┌─ DATA PROVIDED
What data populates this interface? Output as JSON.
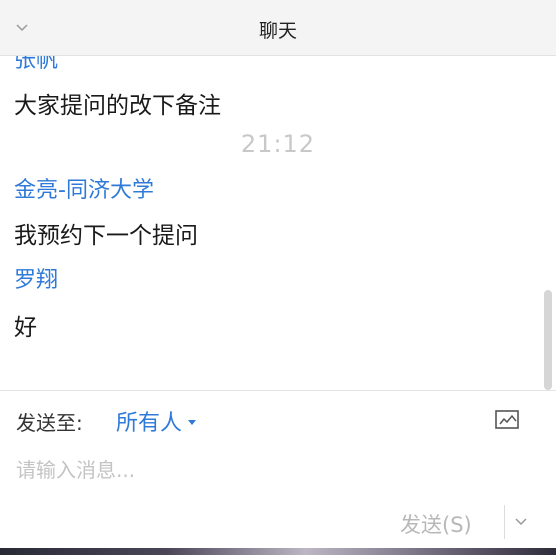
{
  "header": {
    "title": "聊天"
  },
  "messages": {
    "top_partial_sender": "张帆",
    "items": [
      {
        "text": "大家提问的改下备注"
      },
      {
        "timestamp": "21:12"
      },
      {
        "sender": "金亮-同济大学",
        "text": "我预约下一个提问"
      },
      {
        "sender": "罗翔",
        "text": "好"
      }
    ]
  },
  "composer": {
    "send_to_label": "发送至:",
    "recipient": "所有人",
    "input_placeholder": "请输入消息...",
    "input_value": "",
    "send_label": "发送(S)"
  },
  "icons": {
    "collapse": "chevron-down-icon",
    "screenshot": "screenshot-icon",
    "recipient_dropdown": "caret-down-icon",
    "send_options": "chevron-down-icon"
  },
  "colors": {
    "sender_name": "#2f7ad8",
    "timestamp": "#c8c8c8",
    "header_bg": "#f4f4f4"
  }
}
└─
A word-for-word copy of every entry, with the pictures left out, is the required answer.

What data populates this interface? Output as JSON.
{
  "header": {
    "title": "聊天"
  },
  "messages": {
    "top_partial_sender": "张帆",
    "items": [
      {
        "text": "大家提问的改下备注"
      },
      {
        "timestamp": "21:12"
      },
      {
        "sender": "金亮-同济大学",
        "text": "我预约下一个提问"
      },
      {
        "sender": "罗翔",
        "text": "好"
      }
    ]
  },
  "composer": {
    "send_to_label": "发送至:",
    "recipient": "所有人",
    "input_placeholder": "请输入消息...",
    "input_value": "",
    "send_label": "发送(S)"
  },
  "icons": {
    "collapse": "chevron-down-icon",
    "screenshot": "screenshot-icon",
    "recipient_dropdown": "caret-down-icon",
    "send_options": "chevron-down-icon"
  },
  "colors": {
    "sender_name": "#2f7ad8",
    "timestamp": "#c8c8c8",
    "header_bg": "#f4f4f4"
  }
}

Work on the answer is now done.